> [WHAT YOU HAVE TO DO]: Keeping each word and mark in place, write out the full listing once more.

═════ SUPPLIED DATA ═════

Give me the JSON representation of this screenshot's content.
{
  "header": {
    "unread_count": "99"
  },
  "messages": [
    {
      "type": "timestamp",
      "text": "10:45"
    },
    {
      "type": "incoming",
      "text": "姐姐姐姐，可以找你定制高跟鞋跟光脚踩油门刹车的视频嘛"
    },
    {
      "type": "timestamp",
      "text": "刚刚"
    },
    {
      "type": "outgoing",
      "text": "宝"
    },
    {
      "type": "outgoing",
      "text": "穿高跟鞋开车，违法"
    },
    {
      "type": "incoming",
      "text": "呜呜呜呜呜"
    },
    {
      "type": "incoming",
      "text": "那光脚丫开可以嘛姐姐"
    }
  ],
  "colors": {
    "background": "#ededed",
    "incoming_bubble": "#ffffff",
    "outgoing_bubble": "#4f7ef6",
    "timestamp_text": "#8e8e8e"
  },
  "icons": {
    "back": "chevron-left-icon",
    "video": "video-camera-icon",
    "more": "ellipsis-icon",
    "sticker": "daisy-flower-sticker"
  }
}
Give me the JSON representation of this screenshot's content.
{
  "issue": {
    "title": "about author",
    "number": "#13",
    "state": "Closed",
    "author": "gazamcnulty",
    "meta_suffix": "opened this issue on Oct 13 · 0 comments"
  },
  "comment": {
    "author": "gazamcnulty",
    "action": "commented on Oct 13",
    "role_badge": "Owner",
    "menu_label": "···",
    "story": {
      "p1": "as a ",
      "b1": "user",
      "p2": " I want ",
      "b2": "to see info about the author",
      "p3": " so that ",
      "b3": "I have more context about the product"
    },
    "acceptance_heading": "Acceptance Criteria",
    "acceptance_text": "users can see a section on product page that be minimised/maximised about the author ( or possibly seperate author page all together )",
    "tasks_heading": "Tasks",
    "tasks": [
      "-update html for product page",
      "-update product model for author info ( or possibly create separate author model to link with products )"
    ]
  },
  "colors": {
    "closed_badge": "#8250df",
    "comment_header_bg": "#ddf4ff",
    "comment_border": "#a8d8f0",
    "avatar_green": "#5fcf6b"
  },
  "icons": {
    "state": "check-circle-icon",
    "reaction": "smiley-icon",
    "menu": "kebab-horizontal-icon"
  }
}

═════

> [REPLY]:
Give me the JSON representation of this screenshot's content.
{
  "header": {
    "unread_count": "99"
  },
  "messages": [
    {
      "type": "timestamp",
      "text": "10:45"
    },
    {
      "type": "incoming",
      "text": "姐姐姐姐，可以找你定制高跟鞋跟光脚踩油门刹车的视频嘛"
    },
    {
      "type": "timestamp",
      "text": "刚刚"
    },
    {
      "type": "outgoing",
      "text": "宝"
    },
    {
      "type": "outgoing",
      "text": "穿高跟鞋开车，违法"
    },
    {
      "type": "incoming",
      "text": "呜呜呜呜呜"
    },
    {
      "type": "incoming",
      "text": "那光脚丫开可以嘛姐姐"
    }
  ],
  "colors": {
    "background": "#ededed",
    "incoming_bubble": "#ffffff",
    "outgoing_bubble": "#4f7ef6",
    "timestamp_text": "#8e8e8e"
  },
  "icons": {
    "back": "chevron-left-icon",
    "video": "video-camera-icon",
    "more": "ellipsis-icon",
    "sticker": "daisy-flower-sticker"
  }
}
Give me the JSON representation of this screenshot's content.
{
  "issue": {
    "title": "about author",
    "number": "#13",
    "state": "Closed",
    "author": "gazamcnulty",
    "meta_suffix": "opened this issue on Oct 13 · 0 comments"
  },
  "comment": {
    "author": "gazamcnulty",
    "action": "commented on Oct 13",
    "role_badge": "Owner",
    "menu_label": "···",
    "story": {
      "p1": "as a ",
      "b1": "user",
      "p2": " I want ",
      "b2": "to see info about the author",
      "p3": " so that ",
      "b3": "I have more context about the product"
    },
    "acceptance_heading": "Acceptance Criteria",
    "acceptance_text": "users can see a section on product page that be minimised/maximised about the author ( or possibly seperate author page all together )",
    "tasks_heading": "Tasks",
    "tasks": [
      "-update html for product page",
      "-update product model for author info ( or possibly create separate author model to link with products )"
    ]
  },
  "colors": {
    "closed_badge": "#8250df",
    "comment_header_bg": "#ddf4ff",
    "comment_border": "#a8d8f0",
    "avatar_green": "#5fcf6b"
  },
  "icons": {
    "state": "check-circle-icon",
    "reaction": "smiley-icon",
    "menu": "kebab-horizontal-icon"
  }
}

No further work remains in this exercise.